Background Carbon monoxide (CO) poisoning can cause tissue injury. Neutrophil granulocytes have been proposed to contribute to the injury, which may be ameliorated by hyperbaric oxygen (HBO2) treatment. We sought to assess the relationship between acute CO poisoning and blood neutrophil count, plasma cytokine, and cortisol responses, as well as the mechanism behind the observed beneficiary effects of HBO2 treatment.

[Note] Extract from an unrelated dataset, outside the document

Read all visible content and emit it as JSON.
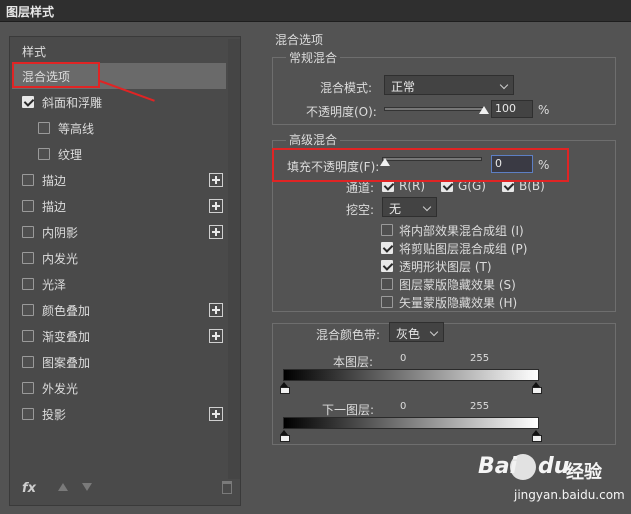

Methods Eight patients (age 26-82 years) with severe acute CO poisoning were enrolled, concomitant with eight healthy controls (age 27-42 years), in a prospective, controlled, clinical study. The patients were given three HBO2 treatments (2.8 atmospheres absolute, 100 minutes) within the first 24 hours. The controls were given identical simultaneous HBO2treatments. Venous blood samples were taken before and after each treatment.
Results At the start of the HBO2 treatment, patients displayed significantly higher blood neutrophil counts (p < .0001) and plasma cortisol levels (p = .020) than controls, but the two groups had similar values for interleukin-8, granulocyte colony-stimulating factor (G-CSF), neutrophil H2O2 generation, and CD16 and CD18 surface expression. During the observation time, neutrophil H2O2 accumulation declined in patients and in controls (p = .031), whereas the up-regulation of CD18 expression increased (p = .002) in both groups. Moreover, G-CSF levels became significantly higher in patients than in controls (p = .015). G-CSF levels also correlated significantly with neutrophil counts.
Conclusion CO poisoning was associated with discrete changes of blood neutrophil counts, cortisol, and G-CSF plasma concentrations. HBO2 treatment modulated neutrophil generation of H2O2 and surface expression of CD18. These changes may be part of the cascade of events leading to the sequelae of CO poisoning and their attenuation by HBO2.